In so many ways I wish that plans had been in place before that day, especially for Di. It may have made things “easier” if you can even make death “easier”.
I know that Di did not want to make those decisions early on or even years later after the reoccurrence because that ultimately meant that she was going to die from the ugly green cancer monster after all. But, would it have been easier to have that plan in place, the resources ready and the decisions already made? Would it have been harder to admit that it was “the time”? Would it have been more frustrating for Di at that juncture? Would it have been less heartfelt and more distinctive?
I cannot answer those questions but I truly feel that the time spent putting those plans in place at the exact time that they needed to happen took away the precious time that we all could have spent loving and hugging and talking and laughing with Di.
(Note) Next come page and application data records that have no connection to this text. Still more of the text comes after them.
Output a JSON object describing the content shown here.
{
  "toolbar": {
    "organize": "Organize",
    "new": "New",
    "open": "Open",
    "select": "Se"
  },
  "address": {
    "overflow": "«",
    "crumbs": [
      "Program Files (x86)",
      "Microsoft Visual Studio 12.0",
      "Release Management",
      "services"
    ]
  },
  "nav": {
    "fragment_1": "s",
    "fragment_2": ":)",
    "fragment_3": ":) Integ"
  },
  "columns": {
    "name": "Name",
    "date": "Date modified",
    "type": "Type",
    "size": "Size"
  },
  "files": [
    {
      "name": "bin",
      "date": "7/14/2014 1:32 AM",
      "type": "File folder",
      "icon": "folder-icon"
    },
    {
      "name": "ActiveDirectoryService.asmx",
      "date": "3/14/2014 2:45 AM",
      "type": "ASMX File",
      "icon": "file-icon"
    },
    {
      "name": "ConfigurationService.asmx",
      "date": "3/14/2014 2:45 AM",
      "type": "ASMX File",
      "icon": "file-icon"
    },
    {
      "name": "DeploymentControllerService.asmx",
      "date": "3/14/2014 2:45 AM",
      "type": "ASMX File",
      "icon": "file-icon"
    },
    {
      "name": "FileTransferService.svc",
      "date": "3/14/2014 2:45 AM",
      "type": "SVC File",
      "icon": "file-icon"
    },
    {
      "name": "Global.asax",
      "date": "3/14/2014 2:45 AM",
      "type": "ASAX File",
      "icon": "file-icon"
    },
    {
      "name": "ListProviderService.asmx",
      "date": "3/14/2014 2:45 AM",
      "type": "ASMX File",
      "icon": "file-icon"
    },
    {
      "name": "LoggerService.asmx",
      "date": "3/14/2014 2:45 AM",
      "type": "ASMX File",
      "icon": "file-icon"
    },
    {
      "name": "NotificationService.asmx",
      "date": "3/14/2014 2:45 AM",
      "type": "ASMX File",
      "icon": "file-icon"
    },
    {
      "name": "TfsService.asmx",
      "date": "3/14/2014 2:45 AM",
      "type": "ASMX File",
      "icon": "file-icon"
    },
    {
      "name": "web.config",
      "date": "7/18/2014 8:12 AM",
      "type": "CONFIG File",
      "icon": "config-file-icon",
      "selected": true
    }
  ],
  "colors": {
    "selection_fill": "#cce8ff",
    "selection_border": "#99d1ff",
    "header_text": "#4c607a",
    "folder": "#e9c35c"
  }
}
People need directions, plans, assistance, caring, love and cooperation during the many stages of dealing with the possibility of death and help should always be just a nudge away and easy to navigate.